Entirely unexpected film last Friday night. We had ordered “Monsiour Lazhar” but when we opened the parcel from the distributor it was an entirely different film, “Of Gods and Men”, a French film about an order of Trappist monks, whose members include Christian (Lambert Wilson) and Luc (Michael Lonsdale), who live among the Muslim population in a quiet corner of Algeria. As the country is plunged into civil war in the mid-1990s, the men of God must decide whether to stay among the impoverished residents who have been their neighbors, or flee the encroaching fundamentalist terrorists. The situation that unfolds, based on actual events, has tragic consequences.

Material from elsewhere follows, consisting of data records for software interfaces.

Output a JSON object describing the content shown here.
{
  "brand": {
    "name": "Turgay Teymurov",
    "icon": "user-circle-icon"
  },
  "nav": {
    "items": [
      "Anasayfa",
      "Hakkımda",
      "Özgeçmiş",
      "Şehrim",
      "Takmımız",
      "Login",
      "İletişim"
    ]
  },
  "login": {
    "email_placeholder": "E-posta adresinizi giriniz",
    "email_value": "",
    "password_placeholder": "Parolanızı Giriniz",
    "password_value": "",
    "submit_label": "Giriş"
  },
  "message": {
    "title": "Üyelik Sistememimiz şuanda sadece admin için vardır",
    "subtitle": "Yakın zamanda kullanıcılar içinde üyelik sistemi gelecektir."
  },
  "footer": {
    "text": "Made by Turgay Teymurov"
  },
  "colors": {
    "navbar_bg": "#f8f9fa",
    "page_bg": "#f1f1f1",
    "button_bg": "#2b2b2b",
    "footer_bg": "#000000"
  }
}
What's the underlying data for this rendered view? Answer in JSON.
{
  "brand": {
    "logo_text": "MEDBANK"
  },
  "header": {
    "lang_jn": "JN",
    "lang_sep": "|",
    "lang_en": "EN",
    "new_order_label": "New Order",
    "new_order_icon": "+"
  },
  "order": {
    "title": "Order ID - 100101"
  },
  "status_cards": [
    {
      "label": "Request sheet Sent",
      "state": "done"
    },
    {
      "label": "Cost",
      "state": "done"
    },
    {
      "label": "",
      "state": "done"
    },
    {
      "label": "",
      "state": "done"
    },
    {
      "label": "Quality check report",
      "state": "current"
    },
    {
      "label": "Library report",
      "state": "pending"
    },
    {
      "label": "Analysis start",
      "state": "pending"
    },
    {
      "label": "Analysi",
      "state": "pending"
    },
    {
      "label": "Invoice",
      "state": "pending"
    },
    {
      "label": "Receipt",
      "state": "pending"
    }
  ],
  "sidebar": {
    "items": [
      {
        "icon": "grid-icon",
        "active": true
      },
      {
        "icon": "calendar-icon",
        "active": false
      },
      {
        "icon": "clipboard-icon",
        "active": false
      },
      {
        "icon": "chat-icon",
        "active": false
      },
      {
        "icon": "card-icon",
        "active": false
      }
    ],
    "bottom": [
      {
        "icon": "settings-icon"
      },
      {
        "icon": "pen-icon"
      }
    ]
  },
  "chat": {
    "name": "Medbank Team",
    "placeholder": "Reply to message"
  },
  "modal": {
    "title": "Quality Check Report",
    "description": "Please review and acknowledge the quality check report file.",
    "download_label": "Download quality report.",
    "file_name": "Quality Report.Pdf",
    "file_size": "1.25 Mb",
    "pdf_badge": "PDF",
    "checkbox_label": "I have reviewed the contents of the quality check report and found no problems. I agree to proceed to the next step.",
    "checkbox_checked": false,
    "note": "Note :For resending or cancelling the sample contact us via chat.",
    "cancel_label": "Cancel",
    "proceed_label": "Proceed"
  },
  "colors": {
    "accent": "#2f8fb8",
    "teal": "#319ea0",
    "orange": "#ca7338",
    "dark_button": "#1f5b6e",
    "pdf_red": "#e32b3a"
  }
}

This was a good film, although a little slow for some of the audience’s tastes. Overall, it scored 3.75 out of 5.
Barossa Film Club ends its 2015 season with a screening of French-Canadian film “Monsieur Lazhar”, directed by Philippe Falardeau and starring Mohamed Fellag, Sophie Nélisse and Emilien Néron. Made in 2011, this is a moving story of love and compassion.
It tells the story of a Montreal middle school class shaken by the death of their well-liked teacher. Bachir Lazahr, a 55-year old Algerian immigrant, offers the school his services as a substitute teacher and is quickly hired. As he helps the children heal, he also learns to accept his own painful past.
Ann Hornaday, film critic for the Washington Post, commented “Monsieur Lazahr resembles a clear, clean glass of water: transparent, utterly devoid of gratuitous flavourings or frou-frou, and all the more bracing and essential for it.”
This is the Club’s last screening for the year. The evening will commence at 7.30 with a short film from Finland “Do I have to take Care of Everything?”, followed b y a break for wine and cheese and then the main feature. Faith College Wine Centre, Friday 20th November. All members and their guests are welcome. Enquiries Film Club website or Facebook or ring Imelda Carson on 8564 8225.
Barossa Film Club presents a glistening gem among caper movies “Le Cercle Rouge” (“The Red Circle”), made by acclaimed Director Jean-Pierre Melvile and released in 1970. This is a classic police procedural meets heist movie, a stylish neo-noir which set a benchmark for similar films of the future.
The story: Corey (Alain Delon) is the young gun in the French underworld, who has just been released from prison. Escaped convict Vogel (Gian-Maria Volonté) hides in the trunk of Corey’s car. The two enlist the help of an alcoholic former cop (Yves Montand) for an elaborate jewelry-store robbery. Police inspector Mattei (Bourvil) whom Vogel escaped in the beginning of the film is on the case trying to recapture the criminals. He is not opposed to using blackmail techniques to get answers out of the unwilling witnesses and criminals brought in for questioning.
Critics raved over the film when it was released and continue to regard it as the benchmark for films of this genre.
The film will screen at the Faith Wine Centre on Friday 16th October, with the short Netherlands film “Chopper” showing at 7.30 followed by a refreshment break and then the main attraction, “Le Cercle Rouge”.